(ASSIGNED TASK)
For each entry, output its words exactly and leave any picture behind.

(STUDY MATERIAL)
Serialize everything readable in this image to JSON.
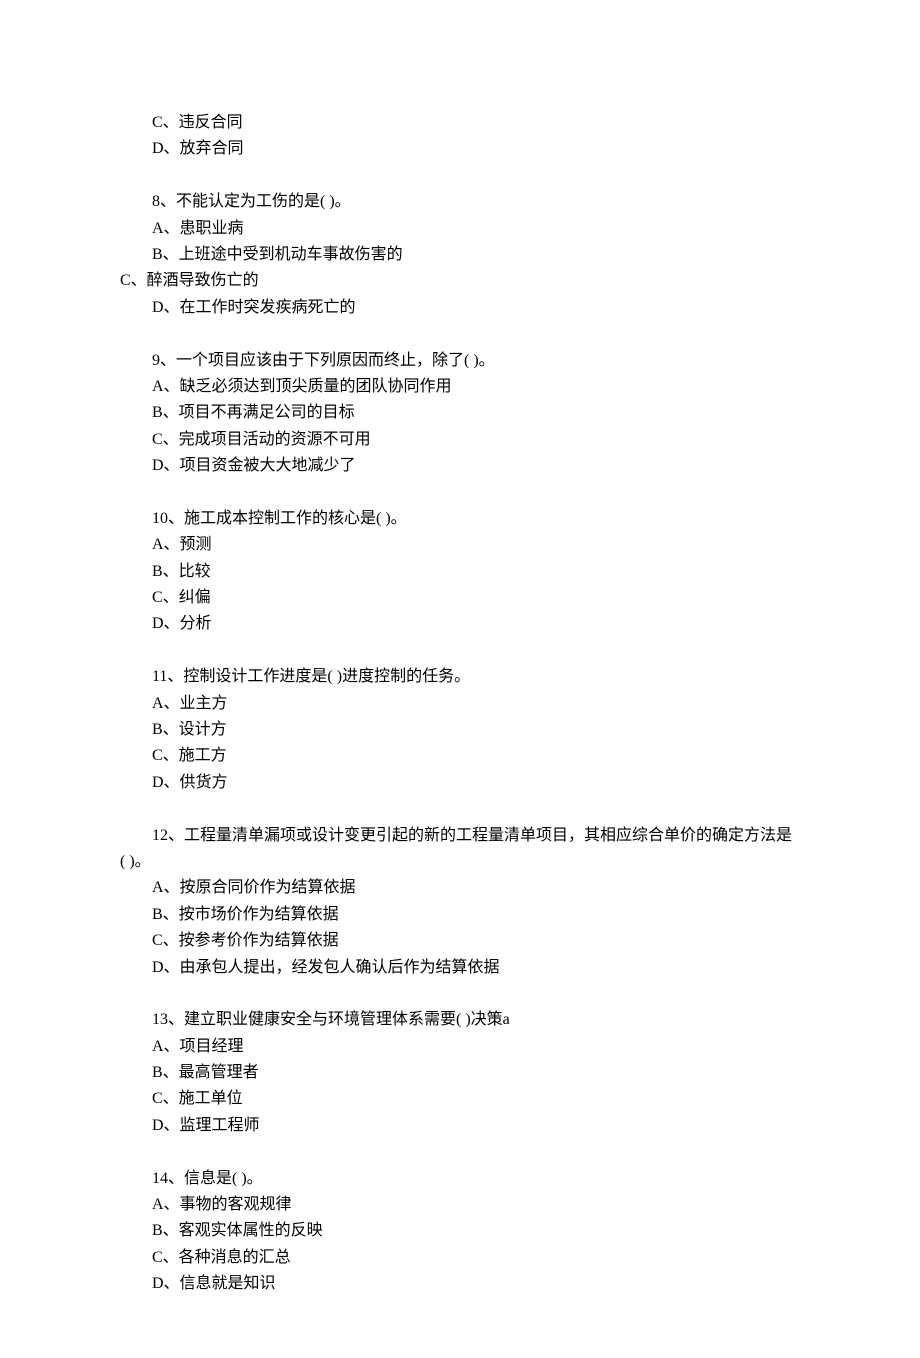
{
  "q7_tail": {
    "option_c": "C、违反合同",
    "option_d": "D、放弃合同"
  },
  "q8": {
    "stem": "8、不能认定为工伤的是( )。",
    "option_a": "A、患职业病",
    "option_b": "B、上班途中受到机动车事故伤害的",
    "option_c": "C、醉酒导致伤亡的",
    "option_d": "D、在工作时突发疾病死亡的"
  },
  "q9": {
    "stem": "9、一个项目应该由于下列原因而终止，除了( )。",
    "option_a": "A、缺乏必须达到顶尖质量的团队协同作用",
    "option_b": "B、项目不再满足公司的目标",
    "option_c": "C、完成项目活动的资源不可用",
    "option_d": "D、项目资金被大大地减少了"
  },
  "q10": {
    "stem": "10、施工成本控制工作的核心是( )。",
    "option_a": "A、预测",
    "option_b": "B、比较",
    "option_c": "C、纠偏",
    "option_d": "D、分析"
  },
  "q11": {
    "stem": "11、控制设计工作进度是( )进度控制的任务。",
    "option_a": "A、业主方",
    "option_b": "B、设计方",
    "option_c": "C、施工方",
    "option_d": "D、供货方"
  },
  "q12": {
    "stem": "12、工程量清单漏项或设计变更引起的新的工程量清单项目，其相应综合单价的确定方法是 ( )。",
    "option_a": "A、按原合同价作为结算依据",
    "option_b": "B、按市场价作为结算依据",
    "option_c": "C、按参考价作为结算依据",
    "option_d": "D、由承包人提出，经发包人确认后作为结算依据"
  },
  "q13": {
    "stem": "13、建立职业健康安全与环境管理体系需要( )决策a",
    "option_a": "A、项目经理",
    "option_b": "B、最高管理者",
    "option_c": "C、施工单位",
    "option_d": "D、监理工程师"
  },
  "q14": {
    "stem": "14、信息是( )。",
    "option_a": "A、事物的客观规律",
    "option_b": "B、客观实体属性的反映",
    "option_c": "C、各种消息的汇总",
    "option_d": "D、信息就是知识"
  }
}
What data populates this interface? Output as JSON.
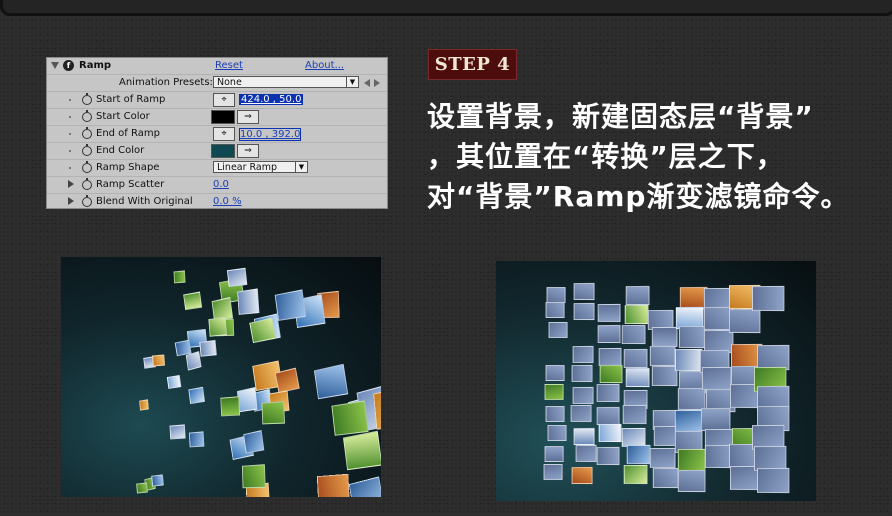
{
  "effect_panel": {
    "effect_name": "Ramp",
    "reset_label": "Reset",
    "about_label": "About...",
    "presets_label": "Animation Presets:",
    "presets_value": "None",
    "properties": [
      {
        "label": "Start of Ramp",
        "value": "424.0 , 50.0"
      },
      {
        "label": "Start Color",
        "color": "#000000"
      },
      {
        "label": "End of Ramp",
        "value": "10.0 , 392.0"
      },
      {
        "label": "End Color",
        "color": "#0f4a52"
      },
      {
        "label": "Ramp Shape",
        "value": "Linear Ramp"
      },
      {
        "label": "Ramp Scatter",
        "value": "0.0"
      },
      {
        "label": "Blend With Original",
        "value": "0.0 %"
      }
    ]
  },
  "step": {
    "label": "STEP 4",
    "description": "设置背景，新建固态层“背景”\n，其位置在“转换”层之下，\n对“背景”Ramp渐变滤镜命令。"
  },
  "colors": {
    "badge_bg": "#4e0d0d",
    "panel_bg": "#c6c6c6",
    "link_blue": "#1a3fb4",
    "page_bg": "#2b2b2b"
  }
}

(ANSWER)
Serialize everything readable in this image to JSON.
{
  "q7_tail": {
    "option_c": "C、违反合同",
    "option_d": "D、放弃合同"
  },
  "q8": {
    "stem": "8、不能认定为工伤的是( )。",
    "option_a": "A、患职业病",
    "option_b": "B、上班途中受到机动车事故伤害的",
    "option_c": "C、醉酒导致伤亡的",
    "option_d": "D、在工作时突发疾病死亡的"
  },
  "q9": {
    "stem": "9、一个项目应该由于下列原因而终止，除了( )。",
    "option_a": "A、缺乏必须达到顶尖质量的团队协同作用",
    "option_b": "B、项目不再满足公司的目标",
    "option_c": "C、完成项目活动的资源不可用",
    "option_d": "D、项目资金被大大地减少了"
  },
  "q10": {
    "stem": "10、施工成本控制工作的核心是( )。",
    "option_a": "A、预测",
    "option_b": "B、比较",
    "option_c": "C、纠偏",
    "option_d": "D、分析"
  },
  "q11": {
    "stem": "11、控制设计工作进度是( )进度控制的任务。",
    "option_a": "A、业主方",
    "option_b": "B、设计方",
    "option_c": "C、施工方",
    "option_d": "D、供货方"
  },
  "q12": {
    "stem": "12、工程量清单漏项或设计变更引起的新的工程量清单项目，其相应综合单价的确定方法是 ( )。",
    "option_a": "A、按原合同价作为结算依据",
    "option_b": "B、按市场价作为结算依据",
    "option_c": "C、按参考价作为结算依据",
    "option_d": "D、由承包人提出，经发包人确认后作为结算依据"
  },
  "q13": {
    "stem": "13、建立职业健康安全与环境管理体系需要( )决策a",
    "option_a": "A、项目经理",
    "option_b": "B、最高管理者",
    "option_c": "C、施工单位",
    "option_d": "D、监理工程师"
  },
  "q14": {
    "stem": "14、信息是( )。",
    "option_a": "A、事物的客观规律",
    "option_b": "B、客观实体属性的反映",
    "option_c": "C、各种消息的汇总",
    "option_d": "D、信息就是知识"
  }
}
What data populates this interface? Output as JSON.
{
  "effect_panel": {
    "effect_name": "Ramp",
    "reset_label": "Reset",
    "about_label": "About...",
    "presets_label": "Animation Presets:",
    "presets_value": "None",
    "properties": [
      {
        "label": "Start of Ramp",
        "value": "424.0 , 50.0"
      },
      {
        "label": "Start Color",
        "color": "#000000"
      },
      {
        "label": "End of Ramp",
        "value": "10.0 , 392.0"
      },
      {
        "label": "End Color",
        "color": "#0f4a52"
      },
      {
        "label": "Ramp Shape",
        "value": "Linear Ramp"
      },
      {
        "label": "Ramp Scatter",
        "value": "0.0"
      },
      {
        "label": "Blend With Original",
        "value": "0.0 %"
      }
    ]
  },
  "step": {
    "label": "STEP 4",
    "description": "设置背景，新建固态层“背景”\n，其位置在“转换”层之下，\n对“背景”Ramp渐变滤镜命令。"
  },
  "colors": {
    "badge_bg": "#4e0d0d",
    "panel_bg": "#c6c6c6",
    "link_blue": "#1a3fb4",
    "page_bg": "#2b2b2b"
  }
}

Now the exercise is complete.